As the girls finished their performance, flashed big smiles and quickly sat down, the audience burst into applause.
Noticeably absent from the crowd — parents. Only a small handful attended the event that Friday evening, hosted by the “Building our Limitless Dreams,” or BOLD, after-school program through the Boys and Girls Club. Students began planning the event in December or January and decided what kind of performances the show would include.
“Honestly? No,” parent Pamela Roberts said when asked if Butler has strong parent involvement. “Look around,” she said, surveying the auditorium.
Data collected in January showed that just 8 percent of Butler students were reading at grade level based on district standards. While that’s above the Duval Transformation Office average, which includes schools in the Raines, Ribault and Jackson feeder pattern, it’s below district average, Superintendent Nikolai Vitti said. The transformational middle schools had an average of 6 percent while all district middle schools averaged 23 percent of students reading on grade level.
Note: The state says 23 percent of butlers kids read at grade level and no school approaches the six percent number sited. I asked the reporter for some clarification but she never got back to me.
So let’s examine things, first the article never mention the huge staff which I believe probably had more to do with any success than a leadership academy and single gender classrooms, but even if you disagree you have to admit the success is shaky, but you know what, that isn’t going to stop superintend Vitti from heading full speed ahead.

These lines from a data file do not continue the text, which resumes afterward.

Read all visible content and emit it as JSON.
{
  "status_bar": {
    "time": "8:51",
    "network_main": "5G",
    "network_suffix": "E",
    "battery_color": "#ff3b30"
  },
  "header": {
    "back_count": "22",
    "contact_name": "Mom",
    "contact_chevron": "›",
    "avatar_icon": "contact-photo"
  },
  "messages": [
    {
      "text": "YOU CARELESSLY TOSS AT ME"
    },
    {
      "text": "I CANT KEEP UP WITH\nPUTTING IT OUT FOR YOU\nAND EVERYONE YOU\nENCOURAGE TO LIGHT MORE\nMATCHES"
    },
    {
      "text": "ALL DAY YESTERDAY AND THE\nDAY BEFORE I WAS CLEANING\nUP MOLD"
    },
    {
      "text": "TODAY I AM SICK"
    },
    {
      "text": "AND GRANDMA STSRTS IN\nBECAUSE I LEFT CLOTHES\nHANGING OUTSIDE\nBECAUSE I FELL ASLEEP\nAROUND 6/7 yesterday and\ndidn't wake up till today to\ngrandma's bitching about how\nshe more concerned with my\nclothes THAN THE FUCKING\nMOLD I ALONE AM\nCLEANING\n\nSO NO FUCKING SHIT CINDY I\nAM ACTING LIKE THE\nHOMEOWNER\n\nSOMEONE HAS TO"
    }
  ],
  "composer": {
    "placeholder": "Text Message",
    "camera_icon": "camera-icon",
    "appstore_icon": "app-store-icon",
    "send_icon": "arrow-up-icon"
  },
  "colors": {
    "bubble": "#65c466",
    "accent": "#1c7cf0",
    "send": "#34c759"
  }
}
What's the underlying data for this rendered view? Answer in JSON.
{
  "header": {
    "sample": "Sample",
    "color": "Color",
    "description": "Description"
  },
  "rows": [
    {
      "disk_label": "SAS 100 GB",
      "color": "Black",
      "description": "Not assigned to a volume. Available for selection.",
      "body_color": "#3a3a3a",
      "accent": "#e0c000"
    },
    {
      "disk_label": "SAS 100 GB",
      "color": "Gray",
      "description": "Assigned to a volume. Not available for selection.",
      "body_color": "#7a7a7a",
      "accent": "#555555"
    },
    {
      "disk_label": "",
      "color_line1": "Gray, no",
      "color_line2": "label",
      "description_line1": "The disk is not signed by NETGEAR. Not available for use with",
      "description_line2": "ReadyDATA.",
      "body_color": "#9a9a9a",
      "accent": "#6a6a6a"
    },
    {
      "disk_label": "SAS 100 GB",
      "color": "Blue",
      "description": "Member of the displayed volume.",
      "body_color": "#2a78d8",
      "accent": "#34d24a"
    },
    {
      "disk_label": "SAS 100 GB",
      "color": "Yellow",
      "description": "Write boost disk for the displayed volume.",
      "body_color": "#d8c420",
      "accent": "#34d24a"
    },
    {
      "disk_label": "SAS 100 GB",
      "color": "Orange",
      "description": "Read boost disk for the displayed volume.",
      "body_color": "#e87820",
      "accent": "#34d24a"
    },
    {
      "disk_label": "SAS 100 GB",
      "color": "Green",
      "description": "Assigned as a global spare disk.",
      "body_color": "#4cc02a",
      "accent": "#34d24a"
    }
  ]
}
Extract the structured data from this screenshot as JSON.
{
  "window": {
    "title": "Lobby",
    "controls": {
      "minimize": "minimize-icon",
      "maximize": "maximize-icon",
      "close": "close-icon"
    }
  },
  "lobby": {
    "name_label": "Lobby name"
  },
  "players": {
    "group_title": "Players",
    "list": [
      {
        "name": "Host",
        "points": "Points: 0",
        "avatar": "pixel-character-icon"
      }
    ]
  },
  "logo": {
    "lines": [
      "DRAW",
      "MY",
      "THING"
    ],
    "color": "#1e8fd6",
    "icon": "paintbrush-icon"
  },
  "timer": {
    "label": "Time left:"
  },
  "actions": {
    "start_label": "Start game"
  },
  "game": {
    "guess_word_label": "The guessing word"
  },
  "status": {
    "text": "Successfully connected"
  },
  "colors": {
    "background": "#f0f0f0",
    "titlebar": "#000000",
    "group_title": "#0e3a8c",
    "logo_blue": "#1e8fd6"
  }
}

Also from the Times Union:
 “I’m not ready, at this point, to signal victory,” Vitti said. “But I am willing to say that we are on a shorter road to victory than we were just a year ago when it comes to the educational experience that takes place in the building at the old Butler school.”
Cohen is glad the district recognized something needed to be done differently at Butler. While the schools have the right leadership, Cohen said he’s anxious to see where the schools will be in five years. Everyone starts out the gate running fast, he said.
“Progress being slow, I don’t want that to be an excuse for people to not operate at max capacity,” Cohen said. “Our children deserve to have everybody in that building operating at max capacity, and if you’re not operating at max capacity, we need to get people in there who can.”
The new model at Butler has been so successful, the district has fast-tracked its plans to expand single-gender education in Duval classrooms. More kids will be sitting in girls-only and boys-only classes this fall.
At the end of March, Vitti said a high school wasn’t likely for 2015-16 and the district was instead exploring single-gender classes or schools at the elementary level and possibly expanding Butler to include ninth grade for 2016-17.
But by the end of May, Vitti said five to 10 elementary schools had expressed an interest in creating single-gender grade levels or classrooms, which would be opt-in for parents, for 2015-16. Even more schools are considering professional development for gender-specific strategies, he said.
So he is not ready to declare victory but he is ready to expand to five to ten more schools. Hmm what’s wrong with slowing down and making sure things are working and it is a victory? Why is making sure we get things right to much to ask for this superintendent?
Remember last year when open enrollment was the greatest idea ever before it crashed and burned? Vitti is not data driven, he just goes with his gut and often students and teachers pay the price.
So at the end of the day I believe we do have some encouraging signs but the credit isn’t going to where it is due and expansion isn't something we should even be considering at this point.

1 comment:

  1. This fool has no plan. He never has had anything even resembling a long term strategy. He just takes whatever idea comes over the transom and tries it out. He keeps hoping he'll stumble upon the experiment that will work so he can look good. The local newsrag is only too eager to help him showcase his latest big idea and never bothers to look back at last year's big idea.